SOURCE INFORMATION Block Start

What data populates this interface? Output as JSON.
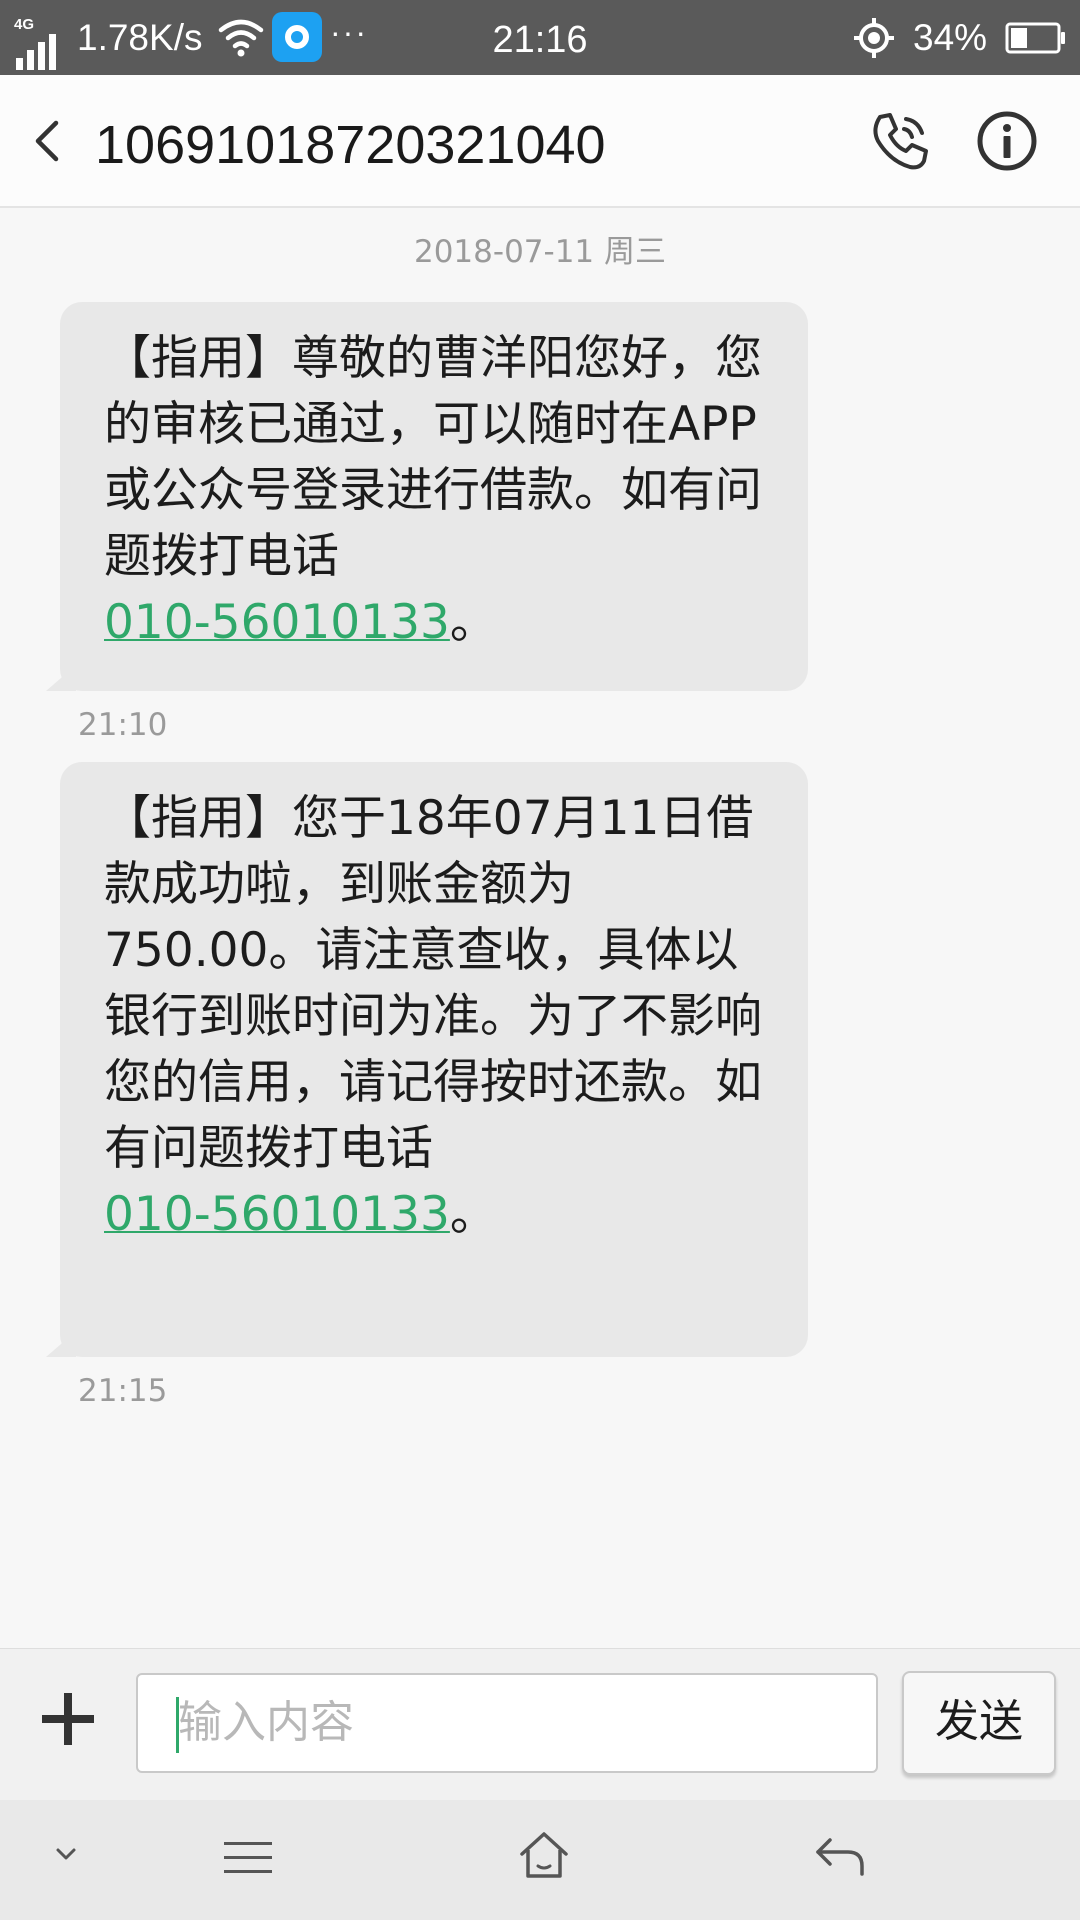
{
  "status_bar": {
    "network": "4G",
    "speed": "1.78K/s",
    "more": "···",
    "time": "21:16",
    "battery": "34%",
    "icons": [
      "signal-icon",
      "wifi-icon",
      "app-notification-icon",
      "location-icon",
      "battery-icon"
    ]
  },
  "header": {
    "title": "10691018720321040",
    "icons": [
      "back-icon",
      "phone-call-icon",
      "info-icon"
    ]
  },
  "conversation": {
    "date": "2018-07-11 周三",
    "messages": [
      {
        "text": "【指用】尊敬的曹洋阳您好，您的审核已通过，可以随时在APP或公众号登录进行借款。如有问题拨打电话",
        "phone": "010-56010133",
        "suffix": "。",
        "time": "21:10"
      },
      {
        "text": "【指用】您于18年07月11日借款成功啦，到账金额为750.00。请注意查收，具体以银行到账时间为准。为了不影响您的信用，请记得按时还款。如有问题拨打电话",
        "phone": "010-56010133",
        "suffix": "。",
        "time": "21:15"
      }
    ]
  },
  "composer": {
    "placeholder": "输入内容",
    "send_label": "发送",
    "accent_color": "#2fa86a"
  },
  "nav_bar": {
    "icons": [
      "collapse-chevron-icon",
      "menu-icon",
      "home-icon",
      "back-arrow-icon"
    ]
  },
  "colors": {
    "status_bar": "#5a5a5a",
    "bubble": "#e8e8e8",
    "link": "#2fa86a"
  }
}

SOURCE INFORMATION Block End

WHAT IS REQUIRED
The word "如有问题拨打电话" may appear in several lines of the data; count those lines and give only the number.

TASK OUTPUT
2